Our results demonstrate that CTLA-4 can down-regulate T cell responses by two different mechanisms. One mechanism is negative signaling as shown here and previously reported (9, 10, 11, 20). We show that this mechanism requires the cytoplasmic tail of CTLA-4, emphasizing the importance of residues other than tyrosine or proline in negative signaling through CTLA-4. The other mechanism is cell surface competition with CD28 for B7 ligation. Although a soluble chimeric CTLA-4 fusion protein (CTLA-4.Ig) has been used as an immunosuppressive agent (21), this does not necessarily imply that membrane CTLA-4 should sequester B7. Our report presents the first formal demonstration that competition between cell surface CTLA-4 and CD28 can occur. In contrast to negative signaling, B7 sequestration by CTLA-4 does not require CTLA-4 cytoplasmic tail, and is instead regulated by the levels of surface expression of CTLA-4. The finding that cell surface CTLA-4 can compete with CD28 for B7 binding explains why the expression of CTLA-4 is tightly regulated and highly compartmentalized (22), because high levels of cell surface CTLA-4 expression would lead to an inability to mount or expand a T cell response.
The two mechanisms of CTLA-4 action may be operational in different biological contexts. We predict that in early stages of an immune response, under conditions of limited B7 and CTLA-4 expression, CTLA-4-mediated negative signaling would be the primary mechanism for inhibition of T cell activation. In contrast, at late stages on the immune response when there is increased B7 and CTLA expression, both negative signaling through CTLA-4 and B7 sequestration would be operational.
Finally, the two different mechanisms of CTLA-4 action may ultimately cause different downstream effects. On the one hand, CTLA-4-mediated negative signaling will rapidly inhibit T cell activation. On the other hand, CTLA-4-mediated B7 sequestration will limit CD28-mediated signaling and lead to T cell anergy. This may provide a mechanistic basis for the involvement of CTLA-4 in peripheral tolerance (23, 24).
We thank Drs. Laura Carter, Frank Borriello, and Ken Jacobs for suggestions and A. Knight and S. Wudyka for Ab purification.
This work was supported in part by the Medical Research Council of Canada, the Kidney Foundation of Canada, and a Genetics Institute grant. M.L.B. was supported by the Council for Scientific and Humanistic Development of the Central University of Venezuela.
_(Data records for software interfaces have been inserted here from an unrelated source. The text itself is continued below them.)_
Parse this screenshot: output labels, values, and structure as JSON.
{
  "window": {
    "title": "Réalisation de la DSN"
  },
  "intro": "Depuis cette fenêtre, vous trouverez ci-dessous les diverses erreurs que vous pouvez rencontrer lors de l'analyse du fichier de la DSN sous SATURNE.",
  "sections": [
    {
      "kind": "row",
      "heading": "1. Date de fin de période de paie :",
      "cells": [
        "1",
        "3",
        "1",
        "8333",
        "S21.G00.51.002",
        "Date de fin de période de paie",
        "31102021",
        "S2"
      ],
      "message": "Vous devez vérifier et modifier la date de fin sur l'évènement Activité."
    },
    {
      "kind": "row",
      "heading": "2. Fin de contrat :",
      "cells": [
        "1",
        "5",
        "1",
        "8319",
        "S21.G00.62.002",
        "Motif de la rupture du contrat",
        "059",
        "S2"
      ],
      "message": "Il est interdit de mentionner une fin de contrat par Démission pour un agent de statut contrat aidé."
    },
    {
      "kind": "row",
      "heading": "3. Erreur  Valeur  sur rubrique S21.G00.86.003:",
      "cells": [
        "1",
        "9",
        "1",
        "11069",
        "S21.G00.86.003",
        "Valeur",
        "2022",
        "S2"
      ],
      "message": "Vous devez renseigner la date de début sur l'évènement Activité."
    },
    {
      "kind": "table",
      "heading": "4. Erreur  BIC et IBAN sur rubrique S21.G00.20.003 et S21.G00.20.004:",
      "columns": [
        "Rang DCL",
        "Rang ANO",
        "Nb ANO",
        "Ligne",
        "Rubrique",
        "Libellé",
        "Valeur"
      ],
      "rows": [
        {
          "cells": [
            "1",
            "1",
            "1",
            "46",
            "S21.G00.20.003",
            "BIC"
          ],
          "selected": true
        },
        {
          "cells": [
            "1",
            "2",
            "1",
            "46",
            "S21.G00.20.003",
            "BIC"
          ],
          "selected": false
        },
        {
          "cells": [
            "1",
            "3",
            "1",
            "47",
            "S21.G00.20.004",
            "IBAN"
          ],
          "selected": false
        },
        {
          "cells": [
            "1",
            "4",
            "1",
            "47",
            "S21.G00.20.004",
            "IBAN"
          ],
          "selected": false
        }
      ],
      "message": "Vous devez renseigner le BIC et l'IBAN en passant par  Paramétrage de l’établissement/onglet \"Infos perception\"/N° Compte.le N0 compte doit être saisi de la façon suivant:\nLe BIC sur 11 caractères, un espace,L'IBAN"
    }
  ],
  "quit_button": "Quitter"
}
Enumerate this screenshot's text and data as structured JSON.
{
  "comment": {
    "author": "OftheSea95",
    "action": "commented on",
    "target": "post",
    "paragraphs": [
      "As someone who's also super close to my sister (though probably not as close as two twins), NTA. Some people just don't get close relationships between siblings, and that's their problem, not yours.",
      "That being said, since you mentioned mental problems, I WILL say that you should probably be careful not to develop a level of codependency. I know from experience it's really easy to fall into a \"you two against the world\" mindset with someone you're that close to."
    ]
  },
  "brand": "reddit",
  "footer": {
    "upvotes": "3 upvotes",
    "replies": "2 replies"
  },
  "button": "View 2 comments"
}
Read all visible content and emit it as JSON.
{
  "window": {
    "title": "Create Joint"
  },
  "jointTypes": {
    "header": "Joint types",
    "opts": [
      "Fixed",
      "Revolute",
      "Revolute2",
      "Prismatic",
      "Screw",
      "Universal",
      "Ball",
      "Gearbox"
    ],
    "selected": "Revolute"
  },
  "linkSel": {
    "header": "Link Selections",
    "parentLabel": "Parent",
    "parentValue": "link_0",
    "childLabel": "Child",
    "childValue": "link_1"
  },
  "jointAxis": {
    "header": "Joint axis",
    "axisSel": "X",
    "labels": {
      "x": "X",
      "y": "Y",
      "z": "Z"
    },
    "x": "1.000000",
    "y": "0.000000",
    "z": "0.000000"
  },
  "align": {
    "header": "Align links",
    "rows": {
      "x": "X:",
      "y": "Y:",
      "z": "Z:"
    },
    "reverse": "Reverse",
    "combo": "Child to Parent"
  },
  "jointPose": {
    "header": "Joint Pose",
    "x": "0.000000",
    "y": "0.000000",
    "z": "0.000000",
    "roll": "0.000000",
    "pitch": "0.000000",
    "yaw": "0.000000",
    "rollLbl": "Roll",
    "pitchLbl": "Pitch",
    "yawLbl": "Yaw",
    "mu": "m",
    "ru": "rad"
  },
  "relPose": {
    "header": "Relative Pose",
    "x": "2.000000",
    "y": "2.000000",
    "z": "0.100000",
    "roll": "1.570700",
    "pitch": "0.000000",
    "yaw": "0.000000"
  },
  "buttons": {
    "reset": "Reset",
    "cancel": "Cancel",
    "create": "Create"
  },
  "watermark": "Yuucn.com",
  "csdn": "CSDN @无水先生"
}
Abbreviations used in this paper: h, human; ERK, extracellular signal-regulated kinase; MAPK, mitogen-activated protein kinase; hCTLA-4, human CTLA-4; WT, wild type; TL, tailless.